___ Data listing ___
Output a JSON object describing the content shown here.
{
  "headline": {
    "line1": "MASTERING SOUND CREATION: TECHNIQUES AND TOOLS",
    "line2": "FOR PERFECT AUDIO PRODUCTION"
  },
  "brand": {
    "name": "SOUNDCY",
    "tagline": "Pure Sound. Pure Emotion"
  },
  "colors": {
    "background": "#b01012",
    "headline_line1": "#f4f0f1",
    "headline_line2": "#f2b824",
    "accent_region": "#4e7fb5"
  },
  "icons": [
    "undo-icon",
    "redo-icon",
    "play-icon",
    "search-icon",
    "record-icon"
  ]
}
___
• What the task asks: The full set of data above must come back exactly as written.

• Task answer:
Output a JSON object describing the content shown here.
{
  "headline": {
    "line1": "MASTERING SOUND CREATION: TECHNIQUES AND TOOLS",
    "line2": "FOR PERFECT AUDIO PRODUCTION"
  },
  "brand": {
    "name": "SOUNDCY",
    "tagline": "Pure Sound. Pure Emotion"
  },
  "colors": {
    "background": "#b01012",
    "headline_line1": "#f4f0f1",
    "headline_line2": "#f2b824",
    "accent_region": "#4e7fb5"
  },
  "icons": [
    "undo-icon",
    "redo-icon",
    "play-icon",
    "search-icon",
    "record-icon"
  ]
}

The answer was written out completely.